The night’s guest chefs came from Red Wagon Pizza Company with three kinds of pizza, plus wings and chips. I put in an order for a 10-inch with thin crust. The ingredients—soppressata, fig balsamic, sriracha-glazed chicken—put this pie far above Papa John’s, but it wasn’t so fancy that I needed a cloth napkin on my lap. It was nice, but not too much—an idea that defines the taproom. The decorative light fixtures and pristine woodworked elements make the space feel elegant, but as I looked around the room, it was just a bunch of people kicked back and eating wings with friends.
That easy ambiance accommodated a diverse crowd that night. Some people dressed business casual, as if they had just come from work downtown, while others still wore construction uniforms, hats on, tanned arms showing. Some brought their children along. A taproom seems like an odd place to have children running around, but luckily, the little ones were entertained with a strange game in the back. The game is called feather bowling, and it takes up the majority of the length of the back wall. It looks like a combination of shuffleboard and curling on a putting green. According to the Pryes staff, the taproom is one of only three locations in the United States to offer the game.

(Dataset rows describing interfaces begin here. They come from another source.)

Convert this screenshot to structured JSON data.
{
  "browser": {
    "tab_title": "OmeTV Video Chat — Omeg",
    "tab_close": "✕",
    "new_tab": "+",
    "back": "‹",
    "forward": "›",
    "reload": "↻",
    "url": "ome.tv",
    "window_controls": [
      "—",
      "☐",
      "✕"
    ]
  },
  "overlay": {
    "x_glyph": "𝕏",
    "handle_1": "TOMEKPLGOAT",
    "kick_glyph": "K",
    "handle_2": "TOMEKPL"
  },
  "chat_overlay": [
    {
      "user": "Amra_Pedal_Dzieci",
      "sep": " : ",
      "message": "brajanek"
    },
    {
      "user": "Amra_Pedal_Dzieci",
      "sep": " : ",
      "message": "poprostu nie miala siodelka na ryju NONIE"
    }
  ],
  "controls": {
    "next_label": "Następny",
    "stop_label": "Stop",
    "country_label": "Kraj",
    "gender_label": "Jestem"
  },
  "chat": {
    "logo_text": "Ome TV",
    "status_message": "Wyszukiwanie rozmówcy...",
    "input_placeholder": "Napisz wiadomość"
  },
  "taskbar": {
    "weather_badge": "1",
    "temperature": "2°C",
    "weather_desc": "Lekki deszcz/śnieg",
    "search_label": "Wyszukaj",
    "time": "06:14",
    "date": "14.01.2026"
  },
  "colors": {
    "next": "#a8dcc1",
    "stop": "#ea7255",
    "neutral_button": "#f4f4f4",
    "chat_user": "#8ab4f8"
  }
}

On my way out, I received a Pryes Brewing Company beer glass and two free drink tokens for my next visit. Sure, the free drinks are enough to convince me to go back, but I would’ve gone back anyway for the beautiful décor and casual atmosphere.